Facebook, for example, recently angered employees who wanted its CEO, Mark Zuckerberg, to take a harder line against the Trump administration after Zuck refused to remove a controversial post that threatened to shoot protestors. It led to the first walkout in company history, showing the power and impact bottom-up communication can have on a company.

Facebook founder Mark Zuckerberg is to face a grilling by the Senate over politically charged content on his platorm: but current and former Facebook content moderators say their voices are all too often ignored Facebook founder Mark Zuckerberg is to face a grilling by the Senate over politically charged content on his platorm: but current and former Facebook content moderators say their voices are all too often ignored Photo: AFP / ANDREW CABALLERO-REYNOLDS

It also shows the power from the opposite side. In the aftermath of the controversy, Zuckerberg detailed a seven-point plan to address concerns that led to the work stoppage.

The inclusion factor

While ESMs are still in their infancy, they have an incredible reach, unlike any traditional communication methods that came before it, thanks to mobile-first intranets and networks. Email, bulletin boards and the like never managed to reach frontline workers, as they are the types typically on-the-go without access to a desk or corporate work email address.

The pandemic has only exacerbated the disconnect between frontline workers and the rest of the organization. Creating a central space for news, announcements, policies and everything in between to allow for quick and efficient information sharing, be it with full-time, part-time, seasonal, or furloughed workers, is imperative during times of change and uncertainty.
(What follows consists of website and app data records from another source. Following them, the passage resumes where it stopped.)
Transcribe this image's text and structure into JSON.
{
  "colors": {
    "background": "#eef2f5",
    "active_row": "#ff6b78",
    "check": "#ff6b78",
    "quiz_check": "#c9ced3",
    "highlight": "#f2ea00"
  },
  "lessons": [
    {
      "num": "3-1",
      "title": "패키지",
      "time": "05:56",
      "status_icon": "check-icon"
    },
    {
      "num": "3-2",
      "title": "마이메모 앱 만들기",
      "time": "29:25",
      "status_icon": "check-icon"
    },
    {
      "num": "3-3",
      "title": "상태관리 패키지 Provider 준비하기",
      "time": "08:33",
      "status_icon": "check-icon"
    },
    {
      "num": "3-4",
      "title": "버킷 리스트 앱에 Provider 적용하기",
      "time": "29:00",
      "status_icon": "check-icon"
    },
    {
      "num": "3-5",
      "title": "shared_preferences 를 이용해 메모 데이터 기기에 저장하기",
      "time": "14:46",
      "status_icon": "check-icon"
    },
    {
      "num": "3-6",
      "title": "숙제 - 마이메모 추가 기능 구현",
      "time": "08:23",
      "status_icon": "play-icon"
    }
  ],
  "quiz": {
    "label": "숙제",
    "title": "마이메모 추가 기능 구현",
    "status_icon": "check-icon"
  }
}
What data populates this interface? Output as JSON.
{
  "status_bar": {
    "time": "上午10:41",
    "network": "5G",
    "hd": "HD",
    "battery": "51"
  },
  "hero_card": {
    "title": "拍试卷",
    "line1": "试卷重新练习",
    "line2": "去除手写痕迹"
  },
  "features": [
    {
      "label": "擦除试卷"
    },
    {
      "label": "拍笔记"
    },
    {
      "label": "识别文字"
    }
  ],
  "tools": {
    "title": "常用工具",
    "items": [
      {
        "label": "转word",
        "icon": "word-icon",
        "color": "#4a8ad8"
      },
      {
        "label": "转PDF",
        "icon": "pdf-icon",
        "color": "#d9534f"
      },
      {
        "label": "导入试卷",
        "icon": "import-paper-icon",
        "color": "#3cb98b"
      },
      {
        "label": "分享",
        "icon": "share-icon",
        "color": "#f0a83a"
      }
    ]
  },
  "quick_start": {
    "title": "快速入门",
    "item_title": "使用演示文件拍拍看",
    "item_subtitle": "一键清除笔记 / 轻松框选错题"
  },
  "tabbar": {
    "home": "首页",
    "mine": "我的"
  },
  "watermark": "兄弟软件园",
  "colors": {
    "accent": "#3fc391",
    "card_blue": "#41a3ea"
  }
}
Interestingly, this part of the workforce has, historically, been all but voiceless, lost in the margins of the enterprise. These "deskless" workers communicate and work differently to the rest of the workforce and therefore need tools that are adaptable, mobile-first, and able to incorporate flexible technologies that connect workers no matter where they are while addressing their unique needs on the job.

Perfecting the balancing act

It's balance, like in all things, that's important. The beauty of an ESM is that it doesn't have to be this managerial nightmare - leaders are free to cultivate their company's own style of communication and make changes whenever needed. From keeping communication completely open to making it strictly one-way from corporate down to its employees, just make sure that it stays true to current company needs, values, and culture.

Whichever style is chosen, it helps to create a clear path of communication nonetheless that breaks down intent, so employees understand why decisions are being made and therefore feel more connected to the business as a whole. During the pandemic, this has never been more crucial.

The final piece of the puzzle is securing full executive buy-in as well as developing and maintaining a clear design and structure in place for using ESMs, so as to better align with the overall goals and growth of the business, including all of its employees.

Having a curated team led by purpose-driven communication born of structure and careful planning will ensure the ESM's focus is maintained throughout periods of growth and change. This means aligning the mission of your ESM with that of your company, while also leaving space for flexibility and adaptation, so changes can be made seamlessly and with as little friction as possible to the workflow.

The use of cutting-edge technology is the backbone of successful 21st century employee communication because it makes the job of managing these networks much easier. With deep advances in machine learning, artificial intelligence, natural language processing, paired with the rise of lightweight microapps (apps that are highly focused on performing just one task excellently), companies can reduce the number of dispersed actions and siloed decision making to decrease the burden on managerial level employees.

Remember that your employees, especially those crucial frontline workers, are most productive when they feel engaged. And in 2020, there's simply no better way to engage them to make them feel like they're part of something bigger.

(Vijay Pullur is the CEO of employee communications & productivity platform, Groupe.io)